- _What is being asked_:
Please print the records below word for word.

[Opening Data records section]

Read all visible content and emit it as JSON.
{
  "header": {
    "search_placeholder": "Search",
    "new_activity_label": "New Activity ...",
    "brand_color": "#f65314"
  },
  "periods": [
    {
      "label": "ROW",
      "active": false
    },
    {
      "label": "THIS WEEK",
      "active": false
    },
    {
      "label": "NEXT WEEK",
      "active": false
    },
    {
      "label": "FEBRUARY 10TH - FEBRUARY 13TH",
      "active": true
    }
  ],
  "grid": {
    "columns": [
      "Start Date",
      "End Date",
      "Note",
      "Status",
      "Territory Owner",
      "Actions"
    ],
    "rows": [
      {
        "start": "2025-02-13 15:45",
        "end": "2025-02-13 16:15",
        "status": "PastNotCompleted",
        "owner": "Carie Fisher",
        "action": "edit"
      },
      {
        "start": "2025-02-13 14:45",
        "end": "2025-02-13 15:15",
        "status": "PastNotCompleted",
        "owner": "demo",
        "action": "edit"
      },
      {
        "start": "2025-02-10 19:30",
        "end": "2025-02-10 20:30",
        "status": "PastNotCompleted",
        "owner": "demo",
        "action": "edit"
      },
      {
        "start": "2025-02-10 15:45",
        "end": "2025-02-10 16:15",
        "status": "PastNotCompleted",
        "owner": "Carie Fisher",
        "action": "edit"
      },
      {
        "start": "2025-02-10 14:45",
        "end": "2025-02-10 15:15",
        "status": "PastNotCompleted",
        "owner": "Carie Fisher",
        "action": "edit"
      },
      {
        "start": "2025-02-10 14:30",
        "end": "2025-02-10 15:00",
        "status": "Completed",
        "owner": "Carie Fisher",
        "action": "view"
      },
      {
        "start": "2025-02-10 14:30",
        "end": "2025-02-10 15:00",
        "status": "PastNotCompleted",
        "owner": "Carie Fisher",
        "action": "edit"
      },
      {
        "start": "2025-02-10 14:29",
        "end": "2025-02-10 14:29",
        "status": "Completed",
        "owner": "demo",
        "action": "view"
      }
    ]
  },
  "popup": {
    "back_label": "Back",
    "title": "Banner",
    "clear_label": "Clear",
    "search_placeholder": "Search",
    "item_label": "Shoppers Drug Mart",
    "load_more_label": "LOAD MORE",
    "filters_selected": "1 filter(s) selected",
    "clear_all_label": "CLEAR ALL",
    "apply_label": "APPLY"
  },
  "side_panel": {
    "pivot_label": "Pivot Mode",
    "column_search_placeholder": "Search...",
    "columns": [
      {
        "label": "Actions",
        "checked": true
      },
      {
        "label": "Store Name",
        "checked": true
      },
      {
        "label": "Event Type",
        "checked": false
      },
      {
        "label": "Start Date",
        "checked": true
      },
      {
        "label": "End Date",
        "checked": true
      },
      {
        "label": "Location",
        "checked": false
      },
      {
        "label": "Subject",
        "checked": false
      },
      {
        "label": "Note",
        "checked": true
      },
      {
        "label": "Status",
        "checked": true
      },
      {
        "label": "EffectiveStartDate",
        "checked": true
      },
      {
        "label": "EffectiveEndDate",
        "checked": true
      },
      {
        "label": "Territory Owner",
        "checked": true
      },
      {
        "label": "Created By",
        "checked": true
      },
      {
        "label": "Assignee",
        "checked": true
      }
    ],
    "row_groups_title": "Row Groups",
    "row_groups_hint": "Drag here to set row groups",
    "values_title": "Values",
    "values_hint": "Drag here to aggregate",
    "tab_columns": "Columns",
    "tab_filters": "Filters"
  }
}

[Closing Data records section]

- _Exercise solution_:
Read all visible content and emit it as JSON.
{
  "header": {
    "search_placeholder": "Search",
    "new_activity_label": "New Activity ...",
    "brand_color": "#f65314"
  },
  "periods": [
    {
      "label": "ROW",
      "active": false
    },
    {
      "label": "THIS WEEK",
      "active": false
    },
    {
      "label": "NEXT WEEK",
      "active": false
    },
    {
      "label": "FEBRUARY 10TH - FEBRUARY 13TH",
      "active": true
    }
  ],
  "grid": {
    "columns": [
      "Start Date",
      "End Date",
      "Note",
      "Status",
      "Territory Owner",
      "Actions"
    ],
    "rows": [
      {
        "start": "2025-02-13 15:45",
        "end": "2025-02-13 16:15",
        "status": "PastNotCompleted",
        "owner": "Carie Fisher",
        "action": "edit"
      },
      {
        "start": "2025-02-13 14:45",
        "end": "2025-02-13 15:15",
        "status": "PastNotCompleted",
        "owner": "demo",
        "action": "edit"
      },
      {
        "start": "2025-02-10 19:30",
        "end": "2025-02-10 20:30",
        "status": "PastNotCompleted",
        "owner": "demo",
        "action": "edit"
      },
      {
        "start": "2025-02-10 15:45",
        "end": "2025-02-10 16:15",
        "status": "PastNotCompleted",
        "owner": "Carie Fisher",
        "action": "edit"
      },
      {
        "start": "2025-02-10 14:45",
        "end": "2025-02-10 15:15",
        "status": "PastNotCompleted",
        "owner": "Carie Fisher",
        "action": "edit"
      },
      {
        "start": "2025-02-10 14:30",
        "end": "2025-02-10 15:00",
        "status": "Completed",
        "owner": "Carie Fisher",
        "action": "view"
      },
      {
        "start": "2025-02-10 14:30",
        "end": "2025-02-10 15:00",
        "status": "PastNotCompleted",
        "owner": "Carie Fisher",
        "action": "edit"
      },
      {
        "start": "2025-02-10 14:29",
        "end": "2025-02-10 14:29",
        "status": "Completed",
        "owner": "demo",
        "action": "view"
      }
    ]
  },
  "popup": {
    "back_label": "Back",
    "title": "Banner",
    "clear_label": "Clear",
    "search_placeholder": "Search",
    "item_label": "Shoppers Drug Mart",
    "load_more_label": "LOAD MORE",
    "filters_selected": "1 filter(s) selected",
    "clear_all_label": "CLEAR ALL",
    "apply_label": "APPLY"
  },
  "side_panel": {
    "pivot_label": "Pivot Mode",
    "column_search_placeholder": "Search...",
    "columns": [
      {
        "label": "Actions",
        "checked": true
      },
      {
        "label": "Store Name",
        "checked": true
      },
      {
        "label": "Event Type",
        "checked": false
      },
      {
        "label": "Start Date",
        "checked": true
      },
      {
        "label": "End Date",
        "checked": true
      },
      {
        "label": "Location",
        "checked": false
      },
      {
        "label": "Subject",
        "checked": false
      },
      {
        "label": "Note",
        "checked": true
      },
      {
        "label": "Status",
        "checked": true
      },
      {
        "label": "EffectiveStartDate",
        "checked": true
      },
      {
        "label": "EffectiveEndDate",
        "checked": true
      },
      {
        "label": "Territory Owner",
        "checked": true
      },
      {
        "label": "Created By",
        "checked": true
      },
      {
        "label": "Assignee",
        "checked": true
      }
    ],
    "row_groups_title": "Row Groups",
    "row_groups_hint": "Drag here to set row groups",
    "values_title": "Values",
    "values_hint": "Drag here to aggregate",
    "tab_columns": "Columns",
    "tab_filters": "Filters"
  }
}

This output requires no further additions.